Segment Start: Source records

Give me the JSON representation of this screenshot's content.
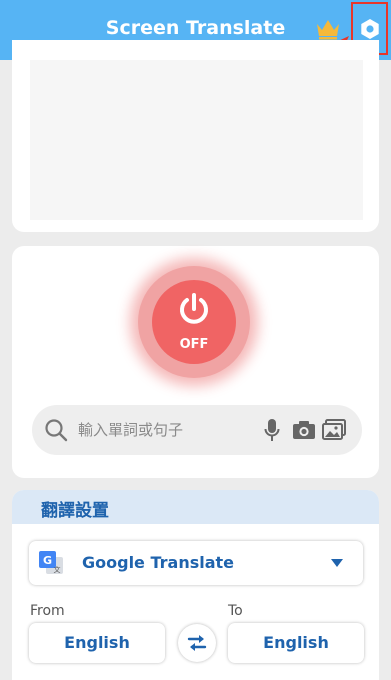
{
  "header": {
    "title": "Screen Translate",
    "crown_icon": "crown-icon",
    "settings_icon": "gear-icon",
    "brand_color": "#56b4f4"
  },
  "power": {
    "state_label": "OFF",
    "icon": "power-icon",
    "color": "#f06464"
  },
  "search": {
    "placeholder": "輸入單詞或句子",
    "icons": [
      "search-icon",
      "microphone-icon",
      "camera-icon",
      "image-icon"
    ]
  },
  "settings": {
    "section_title": "翻譯設置",
    "engine": {
      "label": "Google Translate",
      "icon": "google-translate-icon"
    },
    "from_label": "From",
    "to_label": "To",
    "source_language": "English",
    "target_language": "English",
    "swap_icon": "swap-icon"
  },
  "annotation": {
    "highlight_color": "#e8352a"
  }
}
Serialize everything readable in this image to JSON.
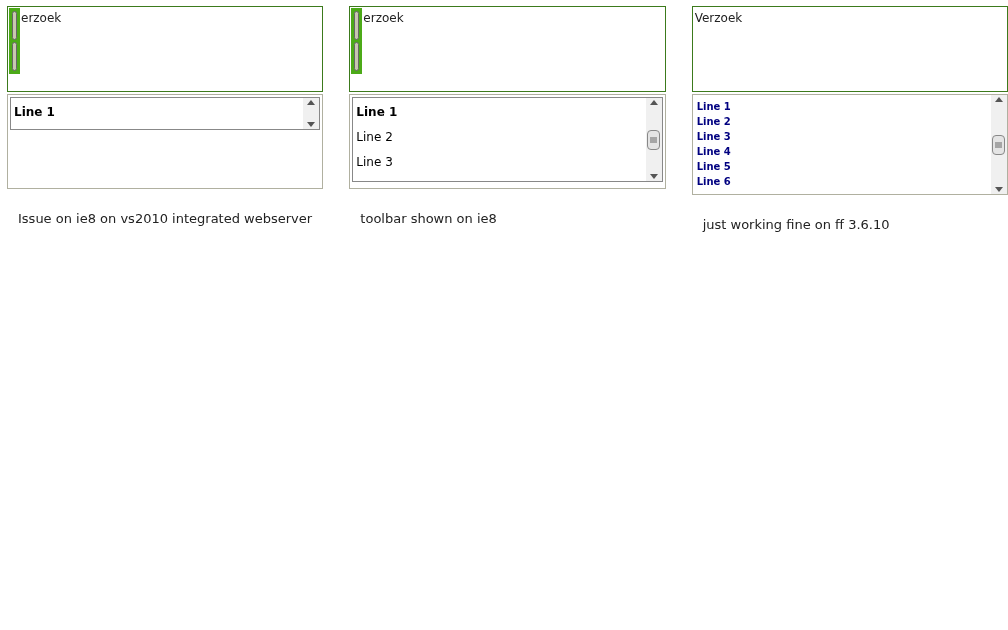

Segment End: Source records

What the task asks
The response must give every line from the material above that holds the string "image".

Result below
      "image-icon"
Serialize everything readable in this image to JSON.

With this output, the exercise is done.